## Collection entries
▼▼▼
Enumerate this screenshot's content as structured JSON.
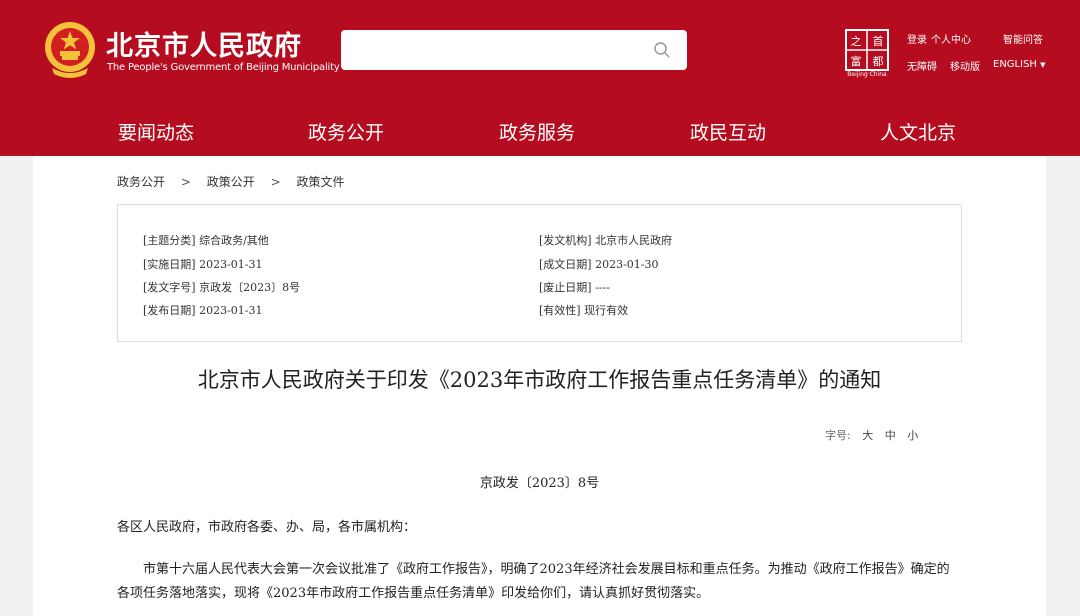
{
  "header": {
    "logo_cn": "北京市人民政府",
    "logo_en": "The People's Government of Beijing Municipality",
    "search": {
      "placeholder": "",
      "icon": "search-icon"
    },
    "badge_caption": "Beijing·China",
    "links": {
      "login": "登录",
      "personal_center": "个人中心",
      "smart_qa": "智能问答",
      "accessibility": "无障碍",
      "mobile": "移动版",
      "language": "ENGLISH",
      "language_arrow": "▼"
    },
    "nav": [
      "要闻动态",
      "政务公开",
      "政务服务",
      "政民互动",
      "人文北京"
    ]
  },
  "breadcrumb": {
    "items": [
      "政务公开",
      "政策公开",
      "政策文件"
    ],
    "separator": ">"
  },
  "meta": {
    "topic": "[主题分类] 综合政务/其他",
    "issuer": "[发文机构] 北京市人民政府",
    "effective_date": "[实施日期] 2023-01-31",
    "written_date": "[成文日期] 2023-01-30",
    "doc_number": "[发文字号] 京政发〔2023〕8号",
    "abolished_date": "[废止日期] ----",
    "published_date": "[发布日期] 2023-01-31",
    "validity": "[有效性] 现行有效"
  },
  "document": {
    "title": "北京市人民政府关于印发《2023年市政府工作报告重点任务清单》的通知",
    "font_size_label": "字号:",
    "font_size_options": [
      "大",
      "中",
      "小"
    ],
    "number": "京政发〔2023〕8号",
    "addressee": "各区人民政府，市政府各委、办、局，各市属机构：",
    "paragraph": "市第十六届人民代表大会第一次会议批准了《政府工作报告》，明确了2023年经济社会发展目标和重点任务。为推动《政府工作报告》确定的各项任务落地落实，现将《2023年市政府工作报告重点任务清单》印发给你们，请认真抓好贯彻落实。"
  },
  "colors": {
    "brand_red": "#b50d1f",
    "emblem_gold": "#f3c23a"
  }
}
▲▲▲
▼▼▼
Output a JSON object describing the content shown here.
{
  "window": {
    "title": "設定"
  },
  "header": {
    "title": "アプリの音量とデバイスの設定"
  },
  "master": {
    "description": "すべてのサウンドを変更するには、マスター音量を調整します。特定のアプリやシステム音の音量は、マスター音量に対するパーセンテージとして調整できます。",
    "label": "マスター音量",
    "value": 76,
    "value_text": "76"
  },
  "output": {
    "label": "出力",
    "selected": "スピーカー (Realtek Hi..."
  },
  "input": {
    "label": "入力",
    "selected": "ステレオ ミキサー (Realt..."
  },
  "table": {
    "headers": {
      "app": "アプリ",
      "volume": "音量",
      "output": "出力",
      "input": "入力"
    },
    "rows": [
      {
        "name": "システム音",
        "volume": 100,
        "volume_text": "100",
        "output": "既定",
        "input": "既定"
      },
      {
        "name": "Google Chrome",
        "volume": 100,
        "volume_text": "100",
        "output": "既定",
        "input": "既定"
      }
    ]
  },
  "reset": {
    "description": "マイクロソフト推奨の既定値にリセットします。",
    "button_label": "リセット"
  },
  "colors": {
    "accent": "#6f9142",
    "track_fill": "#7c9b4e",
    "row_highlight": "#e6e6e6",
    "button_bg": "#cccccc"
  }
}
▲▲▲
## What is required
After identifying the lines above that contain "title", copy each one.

## Answer section
    "title": "北京市人民政府关于印发《2023年市政府工作报告重点任务清单》的通知",
    "title": "設定"
    "title": "アプリの音量とデバイスの設定"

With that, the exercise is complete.